First and foremost, if you're not using a leash on a public sidewalk or trail, you're showing a total lack of respect for the law, other people and your own dog's safety. I don't run or cycle through the off-leash park and local bylaws state that dogs must be on a leash when in public spaces. If you're on a sidewalk, what's to stop your pup from taking a fancy to run into traffic? If you're on a trail, how certain are you that your dog will come back from chasing a squirrel or rabbit just because you've called their name? Can you run fast & long enough to catch them if they're running away into the woods? Even if you're not concerned about any of that, are you sure that they won't have an encounter with a dog that may be larger and more aggressive? Leashes are for everyone's good. If you really want your pup to be able to get a good run in, either let them loose in your fenced backyard or take them to an off-leash park.

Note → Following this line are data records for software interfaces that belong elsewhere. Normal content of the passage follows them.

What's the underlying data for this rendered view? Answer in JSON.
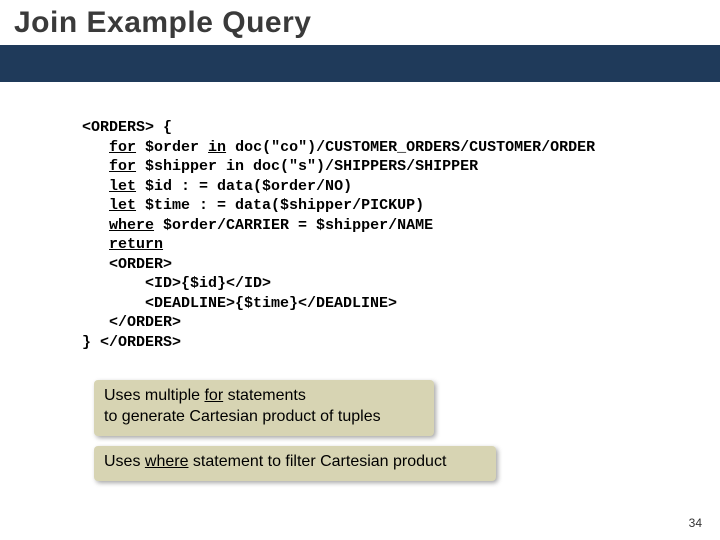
{
  "title": "Join Example Query",
  "code": {
    "l1a": "<ORDERS> {",
    "l2_kw": "for",
    "l2_mid": " $order ",
    "l2_kw2": "in",
    "l2_rest": " doc(\"co\")/CUSTOMER_ORDERS/CUSTOMER/ORDER",
    "l3_kw": "for",
    "l3_rest": " $shipper in doc(\"s\")/SHIPPERS/SHIPPER",
    "l4_kw": "let",
    "l4_rest": " $id : = data($order/NO)",
    "l5_kw": "let",
    "l5_rest": " $time : = data($shipper/PICKUP)",
    "l6_kw": "where",
    "l6_rest": " $order/CARRIER = $shipper/NAME",
    "l7_kw": "return",
    "l8": "<ORDER>",
    "l9": "<ID>{$id}</ID>",
    "l10": "<DEADLINE>{$time}</DEADLINE>",
    "l11": "</ORDER>",
    "l12": "} </ORDERS>"
  },
  "note1": {
    "part1": "Uses multiple ",
    "u": "for",
    "part2": " statements",
    "line2": "to generate Cartesian product of tuples"
  },
  "note2": {
    "part1": "Uses ",
    "u": "where",
    "part2": " statement to filter Cartesian product"
  },
  "page_number": "34"
}
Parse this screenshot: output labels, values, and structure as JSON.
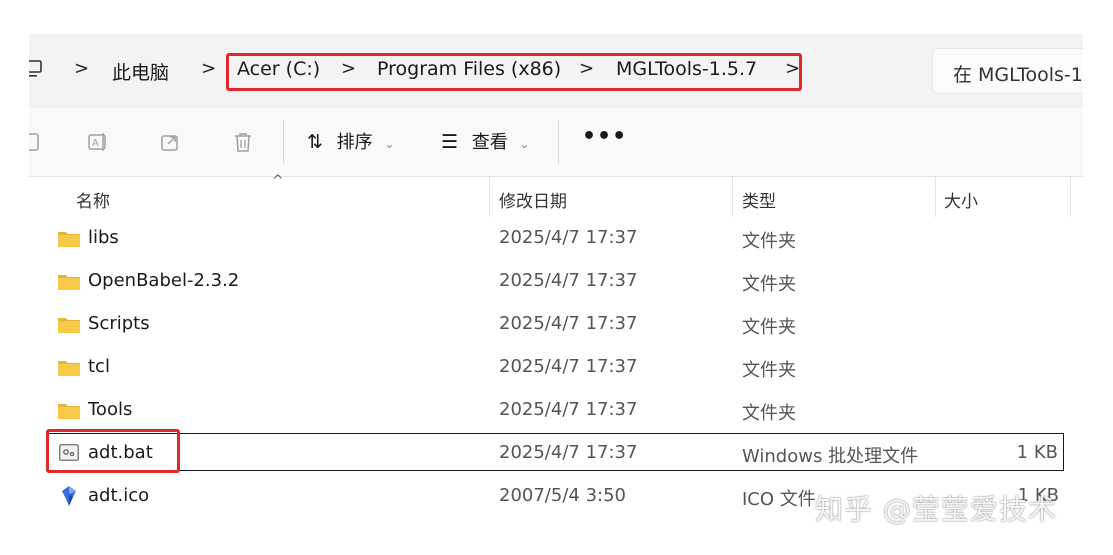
{
  "address_bar": {
    "crumbs": [
      "此电脑",
      "Acer (C:)",
      "Program Files (x86)",
      "MGLTools-1.5.7"
    ],
    "search_placeholder": "在 MGLTools-1"
  },
  "toolbar": {
    "sort_label": "排序",
    "view_label": "查看",
    "more_label": "•••"
  },
  "columns": {
    "name": "名称",
    "modified": "修改日期",
    "type": "类型",
    "size": "大小"
  },
  "files": [
    {
      "name": "libs",
      "modified": "2025/4/7 17:37",
      "type": "文件夹",
      "size": "",
      "icon": "folder-icon"
    },
    {
      "name": "OpenBabel-2.3.2",
      "modified": "2025/4/7 17:37",
      "type": "文件夹",
      "size": "",
      "icon": "folder-icon"
    },
    {
      "name": "Scripts",
      "modified": "2025/4/7 17:37",
      "type": "文件夹",
      "size": "",
      "icon": "folder-icon"
    },
    {
      "name": "tcl",
      "modified": "2025/4/7 17:37",
      "type": "文件夹",
      "size": "",
      "icon": "folder-icon"
    },
    {
      "name": "Tools",
      "modified": "2025/4/7 17:37",
      "type": "文件夹",
      "size": "",
      "icon": "folder-icon"
    },
    {
      "name": "adt.bat",
      "modified": "2025/4/7 17:37",
      "type": "Windows 批处理文件",
      "size": "1 KB",
      "icon": "batch-file-icon"
    },
    {
      "name": "adt.ico",
      "modified": "2007/5/4 3:50",
      "type": "ICO 文件",
      "size": "1 KB",
      "icon": "ico-file-icon"
    }
  ],
  "watermark": "知乎 @莹莹爱技术",
  "colors": {
    "highlight": "#e0272b",
    "folder": "#f7c948"
  }
}
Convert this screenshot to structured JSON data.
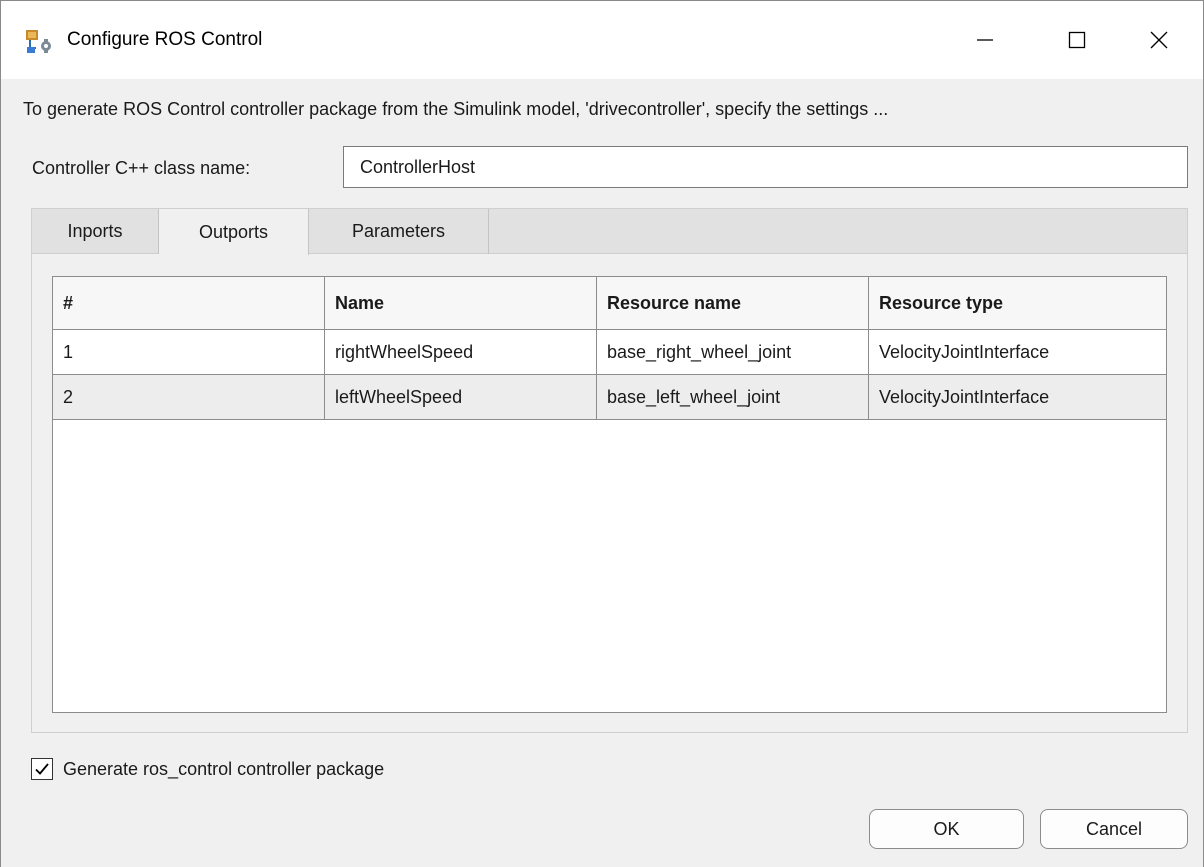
{
  "window": {
    "title": "Configure ROS Control",
    "icon": "simulink-ros-app-icon",
    "controls": {
      "minimize": "minimize-icon",
      "maximize": "maximize-icon",
      "close": "close-icon"
    }
  },
  "description": "To generate ROS Control controller package from the Simulink model, 'drivecontroller', specify the settings ...",
  "class_name": {
    "label": "Controller C++ class name:",
    "value": "ControllerHost"
  },
  "tabs": [
    {
      "label": "Inports",
      "active": false
    },
    {
      "label": "Outports",
      "active": true
    },
    {
      "label": "Parameters",
      "active": false
    }
  ],
  "table": {
    "columns": [
      "#",
      "Name",
      "Resource name",
      "Resource type"
    ],
    "rows": [
      [
        "1",
        "rightWheelSpeed",
        "base_right_wheel_joint",
        "VelocityJointInterface"
      ],
      [
        "2",
        "leftWheelSpeed",
        "base_left_wheel_joint",
        "VelocityJointInterface"
      ]
    ]
  },
  "generate_package": {
    "label": "Generate ros_control controller package",
    "checked": true
  },
  "buttons": {
    "ok": "OK",
    "cancel": "Cancel"
  }
}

A dog's instinct tells them to chase - whether it's a furry critter, a car bumper or a runner makes no difference. When I pass you at a run or on a bike, there's a strong chance your dog will follow. The onus is on you to keep control, not on me to stop and let you catch your pet. If you can't run at 20+kph to grab a hold of the dog's collar (you DO have a collar on your pup, right?) as it chases my bike, you need to use a leash. Every. Single. Time. I'd run out of fingers and toes if I had to count the number of times a dog owner has had to come hauling after me because their pet thought I was the mechanical bunny at a greyhound track.
|Clearly not me - I don't run with music.|
So you've got your dog on a leash. Great! That doesn't mean you've necessarily got him or her under control. Sidewalks are usually only 3 feet wide, and trails vary from singletrack to converted rail line - at most about 7 feet wide. This means that even with a short (non-extendable) leash, your dog can traverse the entire width of the space other people have to travel. Are you prepared to rein fido in when he tries to lunge at someone?
As friendly as your dog may be, they may perceive me running toward you as a threat to their owner. Even if they've been fine with other people walking past, a runner looks more aggressive as they approach at greater speed. In an attempt to protect you, they may nip at me as I pass - my favourite running jacket has a patch over a hole where this happened, right at hip height (courtesy of a local greyhound, which was on a leash at the time). Had I not been dressed for a winter run, that hole could easily have been in my skin.
Even if your pup doesn't perceive me as a threat and just wants to be friendly, their approach puts both of us in danger. Unpredictable movements may result in your dog getting kicked or me being tripped by their leash (assuming you're using one). I'd feel awful if I ended up kicking your pooch, and I'm sure you wouldn't be happy either! This could easily be the end result from your dog trying to jump up to greet me while I'm at a run, though, and when a dog and cyclist meet it's more than likely that everyone loses in the end.
I can almost hear the sound of multitudes of dog owners asking why I can't just give them a wide berth if I'm so concerned. I try - I really do. I'll start talking to your pup as I approach in order to avoid startling them (especially if I'm coming up behind you), then try to give them lots of space and keep a hand out to gently fend them off if need be, but I risk injury by stepping off of the sidewalk or trail. Much better that you short-leash your dog than I roll an ankle because of a soft spot in the grass, a gopher hole or a sharply pitched drainage ditch.
So, you're doing your part. You've leashed your dog, kept aware of other trail users, and short-leashed them whenever someone approaches to ensure they don't lunge, jump or nip. I'll ask you to go just one step further and clean up after them, since noone ever wants to discover that something they own bears evidence of a pooch's digestive tract. Since many of you are under some kind of misconception about this, I'll try to clear things up - snow does NOT make dog poop disappear! One more thing; just because you've bagged it doesn't mean you're done. I see an upsetting number of plastic bags with doggie leavings in them left around in public places and really, if you've already taken the time to bag it is it really so much of a stretch to put it in a rubbish bin?
|We really can get along!|